# Electrical conductivity

1. Jan 13, 2005

### JohanL

How do you with a simple model explain the temperature dependence of the
electrical conductivity.
If you use the Drude model you get for the electrical conductivity

sigma = ne^2t / m

where n is the density of mobile electrons and t is the relaxation time.
t is the time between collisions and must be the only variabel here that depends on temperature. How can you estimate t(T).

Maybe there is a better model that describes the temperature dependence of the electrical conductivity.

2. Jan 13, 2005

### Crosson

I never liked the way the drude model gets bogus at the end:

"The only relevant quantity with dimensions of time is the time between collisions".

Alright, thermal collisions are much more frequent than conduction drift collisions. Calculate the distance between electrons N (number of conductivity electrons per cubic meter) arranged in a 1m^3 sphere (fun!). Then calculate the speed of the electrons from temperature using:

KE = 3/2 *k*T

where KE is kinetic energy, k is boltzmans and T is temperature.

Use the mean free path and velocity to compute time between collision.

After all that, throw away the drude model and study quantum mechanics.

3. Jan 19, 2005

### JohanL

I have a question about mean free path p.
I calculate it from the density of electrons n (electrons/m^3)
then p = 1/(third root of n),

and then it should be indepent of temperature.
But I know that it should be different for different temperatures.
How can you estimate p for different temperatures?

_____________________

Then I used your model to estimate the temperature dependence of the thermal conductivity of the free electrons in a metal.

K = C*T*t = D * sqrt(T)

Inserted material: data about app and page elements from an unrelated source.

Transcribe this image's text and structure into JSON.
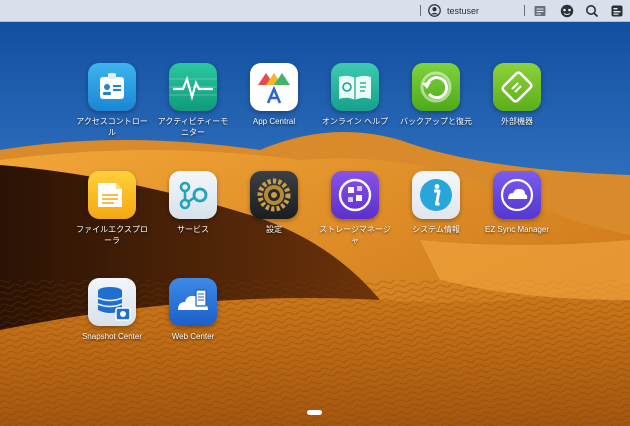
{
  "topbar": {
    "username": "testuser"
  },
  "apps": [
    {
      "label": "アクセスコントロール"
    },
    {
      "label": "アクティビティーモニター"
    },
    {
      "label": "App Central"
    },
    {
      "label": "オンライン ヘルプ"
    },
    {
      "label": "バックアップと復元"
    },
    {
      "label": "外部機器"
    },
    {
      "label": "ファイルエクスプローラ"
    },
    {
      "label": "サービス"
    },
    {
      "label": "設定"
    },
    {
      "label": "ストレージマネージャ"
    },
    {
      "label": "システム情報"
    },
    {
      "label": "EZ Sync Manager"
    },
    {
      "label": "Snapshot Center"
    },
    {
      "label": "Web Center"
    }
  ],
  "colors": {
    "sky_top": "#0f4f9f",
    "sky_bottom": "#6aa6dc",
    "dune": "#e8951e",
    "dune_shadow": "#5a2a08"
  },
  "icons": [
    "user-icon",
    "notes-icon",
    "connection-icon",
    "search-icon",
    "widget-icon",
    "pager-dot"
  ]
}
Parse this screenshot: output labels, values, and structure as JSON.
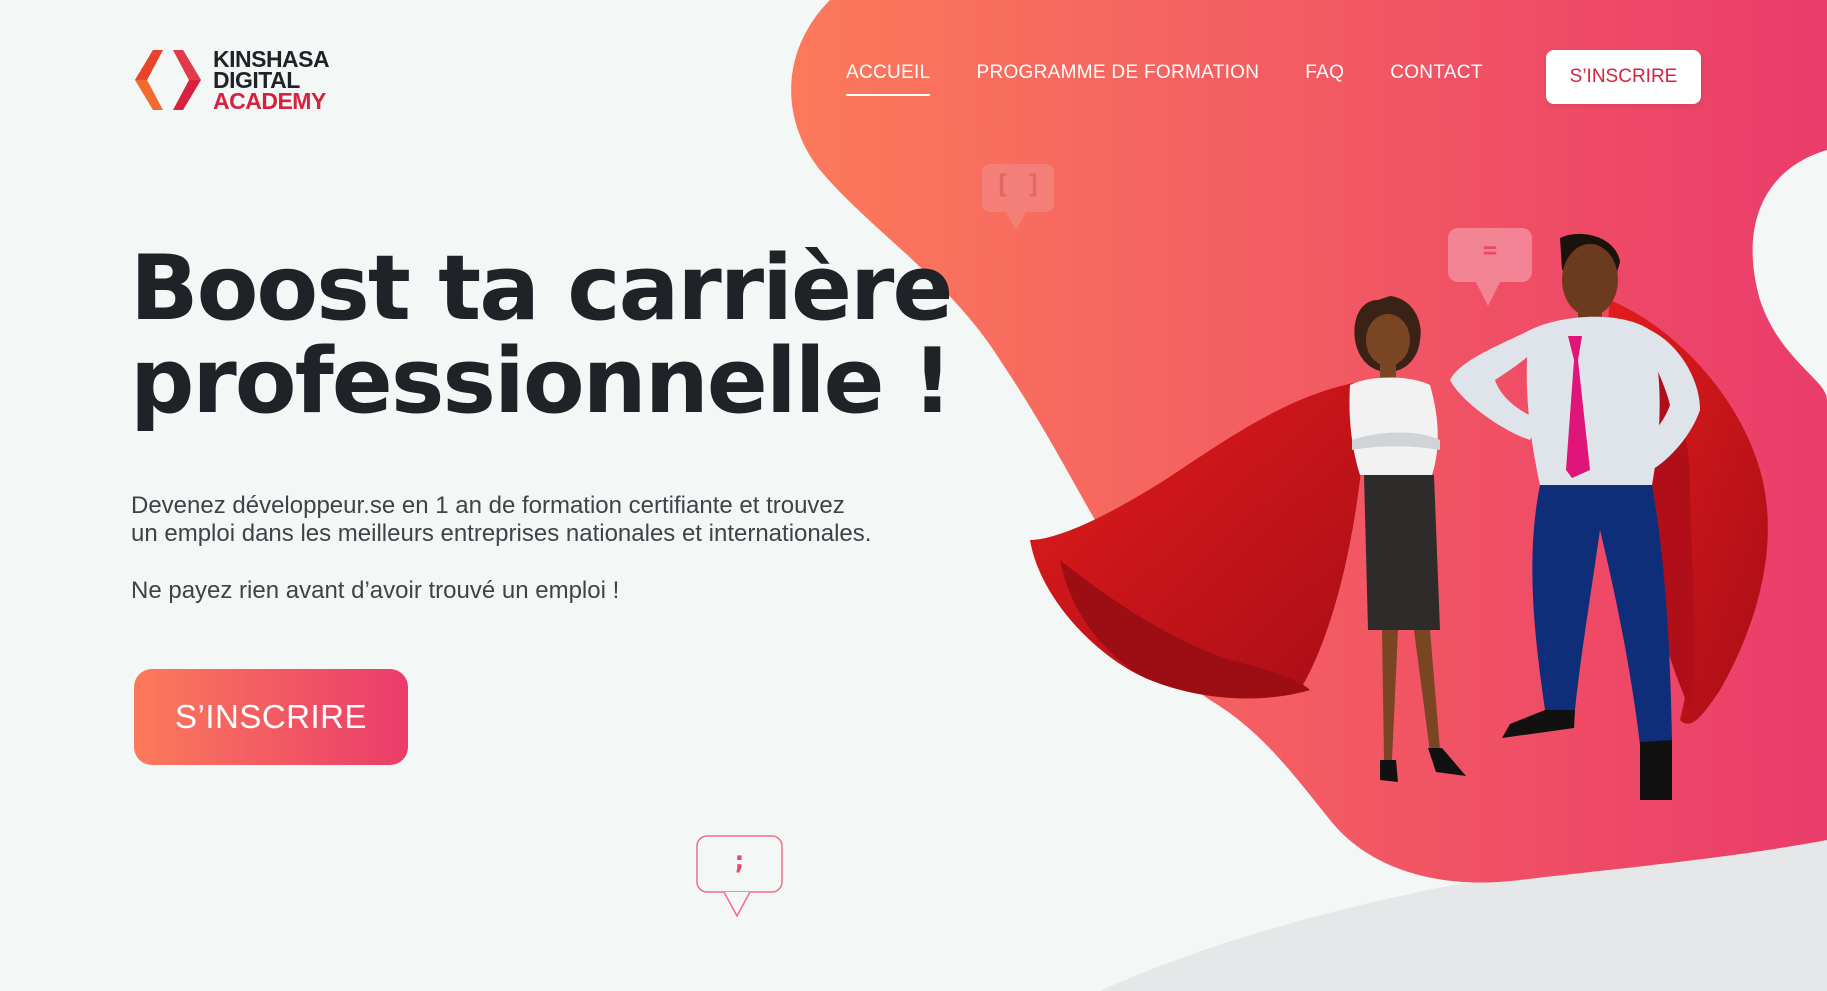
{
  "brand": {
    "lines": [
      "KINSHASA",
      "DIGITAL",
      "ACADEMY"
    ],
    "colors": {
      "dark": "#1f2328",
      "accent": "#d8213f",
      "orange": "#f26a2e"
    }
  },
  "nav": {
    "items": [
      {
        "label": "ACCUEIL",
        "active": true
      },
      {
        "label": "PROGRAMME DE FORMATION",
        "active": false
      },
      {
        "label": "FAQ",
        "active": false
      },
      {
        "label": "CONTACT",
        "active": false
      }
    ],
    "cta_label": "S’INSCRIRE"
  },
  "hero": {
    "title_line1": "Boost ta carrière",
    "title_line2": "professionnelle !",
    "text_line1": "Devenez développeur.se en 1 an de formation certifiante  et trouvez",
    "text_line2": "un emploi dans les meilleurs entreprises nationales  et internationales.",
    "text_line3": "Ne payez rien avant d’avoir trouvé un emploi !",
    "cta_label": "S’INSCRIRE"
  },
  "bubbles": {
    "brackets": "[ ]",
    "equals": "=",
    "semicolon": ";"
  },
  "theme": {
    "gradient_start": "#fc7a5b",
    "gradient_end": "#ea3c6a",
    "background": "#f3f8f6",
    "text_dark": "#1f2328"
  }
}
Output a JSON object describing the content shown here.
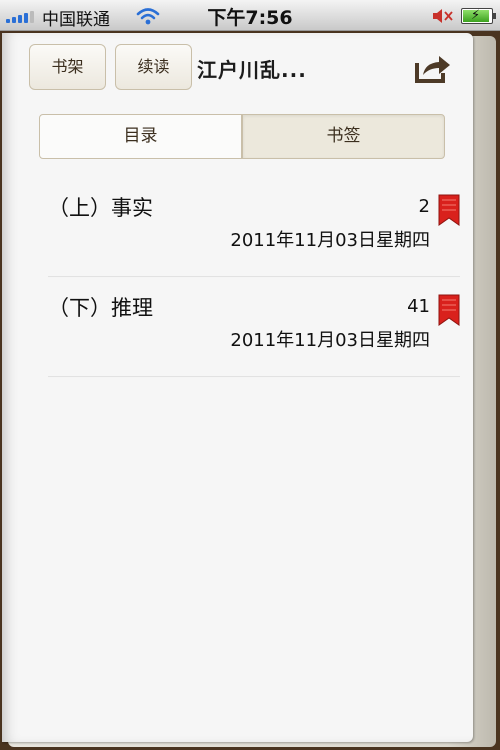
{
  "status_bar": {
    "carrier": "中国联通",
    "time": "下午7:56"
  },
  "toolbar": {
    "bookshelf_label": "书架",
    "continue_label": "续读",
    "book_title": "江户川乱..."
  },
  "tabs": [
    {
      "label": "目录",
      "selected": false
    },
    {
      "label": "书签",
      "selected": true
    }
  ],
  "bookmarks": [
    {
      "title": "（上）事实",
      "page": "2",
      "date": "2011年11月03日星期四"
    },
    {
      "title": "（下）推理",
      "page": "41",
      "date": "2011年11月03日星期四"
    }
  ],
  "colors": {
    "accent_text": "#3b2e1e",
    "bookmark_red": "#d9211c",
    "selected_tab": "#ece8dc"
  },
  "icons": [
    "signal-icon",
    "wifi-icon",
    "mute-icon",
    "battery-icon",
    "share-icon",
    "bookmark-icon"
  ]
}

Where C and C are constants and t again is the time between collisions.
But the experimental curve of K doesnt have this form. Only for low temperatures it has. Then it reaches a maximum and goes down.
Why?

4. Jan 21, 2005

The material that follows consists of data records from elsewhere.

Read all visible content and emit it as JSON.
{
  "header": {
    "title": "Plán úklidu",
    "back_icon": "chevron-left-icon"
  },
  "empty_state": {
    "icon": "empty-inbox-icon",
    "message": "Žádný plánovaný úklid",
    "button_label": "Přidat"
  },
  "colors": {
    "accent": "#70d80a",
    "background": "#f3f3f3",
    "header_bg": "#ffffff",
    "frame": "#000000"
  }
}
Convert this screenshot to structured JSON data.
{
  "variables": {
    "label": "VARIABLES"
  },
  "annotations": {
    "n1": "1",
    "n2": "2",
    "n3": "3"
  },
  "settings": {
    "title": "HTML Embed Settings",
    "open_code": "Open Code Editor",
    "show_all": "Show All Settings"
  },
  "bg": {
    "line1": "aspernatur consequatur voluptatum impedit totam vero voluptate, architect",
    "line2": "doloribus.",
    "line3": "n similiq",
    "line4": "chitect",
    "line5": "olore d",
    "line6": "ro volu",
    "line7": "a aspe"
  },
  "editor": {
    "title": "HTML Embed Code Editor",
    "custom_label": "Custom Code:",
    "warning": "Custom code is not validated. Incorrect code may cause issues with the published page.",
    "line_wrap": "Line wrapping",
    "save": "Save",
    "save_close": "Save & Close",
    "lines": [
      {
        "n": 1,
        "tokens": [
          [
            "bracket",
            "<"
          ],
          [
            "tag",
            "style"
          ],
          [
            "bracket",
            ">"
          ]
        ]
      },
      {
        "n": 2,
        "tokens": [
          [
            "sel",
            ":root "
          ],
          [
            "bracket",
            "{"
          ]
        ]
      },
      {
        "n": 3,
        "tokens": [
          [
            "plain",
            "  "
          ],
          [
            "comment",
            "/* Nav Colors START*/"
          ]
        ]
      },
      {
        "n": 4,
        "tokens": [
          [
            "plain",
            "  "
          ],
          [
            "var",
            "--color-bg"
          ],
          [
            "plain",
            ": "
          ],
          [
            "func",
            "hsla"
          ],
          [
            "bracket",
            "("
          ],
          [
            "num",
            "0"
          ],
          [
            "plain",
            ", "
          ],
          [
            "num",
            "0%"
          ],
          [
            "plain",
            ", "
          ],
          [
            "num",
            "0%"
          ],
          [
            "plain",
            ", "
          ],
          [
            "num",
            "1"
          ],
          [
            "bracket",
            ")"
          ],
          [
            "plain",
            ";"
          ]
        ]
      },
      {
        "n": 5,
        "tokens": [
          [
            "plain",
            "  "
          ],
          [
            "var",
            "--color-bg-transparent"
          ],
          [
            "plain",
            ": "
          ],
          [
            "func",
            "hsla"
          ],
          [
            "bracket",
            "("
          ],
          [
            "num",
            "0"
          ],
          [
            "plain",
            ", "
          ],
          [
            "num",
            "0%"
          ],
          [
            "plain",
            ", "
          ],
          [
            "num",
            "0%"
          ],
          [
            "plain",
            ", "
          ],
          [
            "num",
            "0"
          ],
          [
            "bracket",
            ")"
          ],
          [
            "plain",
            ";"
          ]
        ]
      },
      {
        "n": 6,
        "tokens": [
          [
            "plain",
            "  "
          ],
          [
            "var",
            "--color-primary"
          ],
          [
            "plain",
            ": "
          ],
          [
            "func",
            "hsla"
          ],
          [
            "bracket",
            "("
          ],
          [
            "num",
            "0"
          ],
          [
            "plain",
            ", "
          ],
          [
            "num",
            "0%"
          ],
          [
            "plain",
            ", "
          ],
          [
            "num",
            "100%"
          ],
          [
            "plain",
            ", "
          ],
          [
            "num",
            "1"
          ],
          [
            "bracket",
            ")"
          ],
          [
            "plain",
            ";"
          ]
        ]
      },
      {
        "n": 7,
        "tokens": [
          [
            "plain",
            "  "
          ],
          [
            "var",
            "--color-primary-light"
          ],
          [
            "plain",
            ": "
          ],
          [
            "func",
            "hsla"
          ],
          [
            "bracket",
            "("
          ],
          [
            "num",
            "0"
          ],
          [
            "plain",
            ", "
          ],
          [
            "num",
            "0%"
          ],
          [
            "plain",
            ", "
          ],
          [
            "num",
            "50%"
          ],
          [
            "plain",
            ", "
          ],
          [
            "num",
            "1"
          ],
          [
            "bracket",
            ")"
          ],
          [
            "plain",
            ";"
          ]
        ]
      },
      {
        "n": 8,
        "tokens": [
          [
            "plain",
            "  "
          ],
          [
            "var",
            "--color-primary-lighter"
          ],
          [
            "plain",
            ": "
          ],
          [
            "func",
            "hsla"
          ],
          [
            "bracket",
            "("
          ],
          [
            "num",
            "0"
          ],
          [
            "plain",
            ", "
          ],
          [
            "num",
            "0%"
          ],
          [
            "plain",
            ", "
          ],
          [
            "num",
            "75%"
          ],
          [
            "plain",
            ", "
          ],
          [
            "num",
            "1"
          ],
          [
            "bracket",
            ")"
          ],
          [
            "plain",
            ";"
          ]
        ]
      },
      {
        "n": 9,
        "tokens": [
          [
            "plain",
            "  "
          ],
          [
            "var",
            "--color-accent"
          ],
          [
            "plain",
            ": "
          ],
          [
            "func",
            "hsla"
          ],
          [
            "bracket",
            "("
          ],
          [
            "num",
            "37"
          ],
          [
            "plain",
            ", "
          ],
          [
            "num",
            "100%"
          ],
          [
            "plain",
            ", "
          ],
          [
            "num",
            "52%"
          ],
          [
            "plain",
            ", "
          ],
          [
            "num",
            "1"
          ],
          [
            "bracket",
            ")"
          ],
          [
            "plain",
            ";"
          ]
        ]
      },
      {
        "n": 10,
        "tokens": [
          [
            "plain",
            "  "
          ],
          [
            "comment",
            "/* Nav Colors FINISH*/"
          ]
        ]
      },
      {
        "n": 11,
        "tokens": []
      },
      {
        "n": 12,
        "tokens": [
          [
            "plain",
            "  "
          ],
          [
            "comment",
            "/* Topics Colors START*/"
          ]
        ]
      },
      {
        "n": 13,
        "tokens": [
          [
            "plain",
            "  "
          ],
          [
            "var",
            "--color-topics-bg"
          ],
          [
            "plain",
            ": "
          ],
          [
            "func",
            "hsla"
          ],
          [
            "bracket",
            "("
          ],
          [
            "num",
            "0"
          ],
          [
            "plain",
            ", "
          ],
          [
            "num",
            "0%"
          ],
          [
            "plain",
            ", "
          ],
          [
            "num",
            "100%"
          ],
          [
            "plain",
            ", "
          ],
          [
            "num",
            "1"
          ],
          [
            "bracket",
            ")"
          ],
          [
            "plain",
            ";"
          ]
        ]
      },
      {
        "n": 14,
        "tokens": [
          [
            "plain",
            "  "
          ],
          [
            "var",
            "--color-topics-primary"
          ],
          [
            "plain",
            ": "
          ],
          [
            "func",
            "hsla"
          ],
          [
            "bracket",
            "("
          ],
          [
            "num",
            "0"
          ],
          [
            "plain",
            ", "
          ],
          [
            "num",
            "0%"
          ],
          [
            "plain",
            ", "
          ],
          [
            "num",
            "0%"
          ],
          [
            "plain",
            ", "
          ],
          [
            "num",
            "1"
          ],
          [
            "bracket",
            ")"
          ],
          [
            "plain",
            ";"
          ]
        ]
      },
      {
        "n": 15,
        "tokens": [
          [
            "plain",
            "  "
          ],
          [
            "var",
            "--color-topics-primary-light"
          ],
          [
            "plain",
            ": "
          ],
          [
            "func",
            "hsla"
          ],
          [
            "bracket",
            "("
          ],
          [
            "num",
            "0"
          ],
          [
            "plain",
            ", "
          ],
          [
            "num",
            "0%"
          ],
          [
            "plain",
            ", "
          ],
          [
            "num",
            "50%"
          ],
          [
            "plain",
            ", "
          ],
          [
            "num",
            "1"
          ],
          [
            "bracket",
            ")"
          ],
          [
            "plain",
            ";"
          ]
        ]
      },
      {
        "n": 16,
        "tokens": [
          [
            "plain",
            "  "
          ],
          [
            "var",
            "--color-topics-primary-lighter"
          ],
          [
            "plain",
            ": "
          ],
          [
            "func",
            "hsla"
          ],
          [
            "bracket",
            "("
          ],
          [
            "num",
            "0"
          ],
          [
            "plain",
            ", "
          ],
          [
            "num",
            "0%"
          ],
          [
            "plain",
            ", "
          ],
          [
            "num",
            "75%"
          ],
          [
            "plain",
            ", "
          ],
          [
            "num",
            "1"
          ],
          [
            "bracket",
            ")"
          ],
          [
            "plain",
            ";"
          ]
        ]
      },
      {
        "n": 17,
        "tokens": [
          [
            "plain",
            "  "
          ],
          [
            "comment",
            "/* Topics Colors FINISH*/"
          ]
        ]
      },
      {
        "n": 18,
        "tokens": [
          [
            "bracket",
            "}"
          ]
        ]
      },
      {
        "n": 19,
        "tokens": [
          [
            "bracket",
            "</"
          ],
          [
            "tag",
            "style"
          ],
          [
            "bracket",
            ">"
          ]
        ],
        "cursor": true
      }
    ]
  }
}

### Gokul43201

Staff Emeritus
Briefly :

The effective relaxation time comes from two contributions : scattering off of the lattice/phonons (not other electrons - the Drude model does not include electron-electron interactions), and scattering off of impurities and lattice imperfections.

$$\frac{1}{\tau} = \frac{1}{\tau _{lat}} + \frac{1}{\tau _{imp}}$$

Speaking of resistivities instead of conductivities, you have

$$\rho = \rho _ {lat} + \rho _{imp}$$

For most elemental metals, $\tau _ {imp}$ is fairly independent of the temperature. The lattice interactions are largely result of the fact that the lattice is vibrating rapidly, providing a large scattering cross section, so much so, that as $T \rightarrow 0$, $\rho _ {lat} << \rho _{imp}$

So, at 0 K : $\rho \approx \rho _ {imp}$

INCOMPLETE...

Just realized you are now suddenly talking about thermal conductivity $\kappa$, rather than electrical conductivity $\sigma$. Which one is it ? Drude does NOT try to explain thermal conductivity, and can not, because this is a largely phonon process. Seminal work on thermal conductivity was done by Debye and Pierls.

Last edited: Jan 21, 2005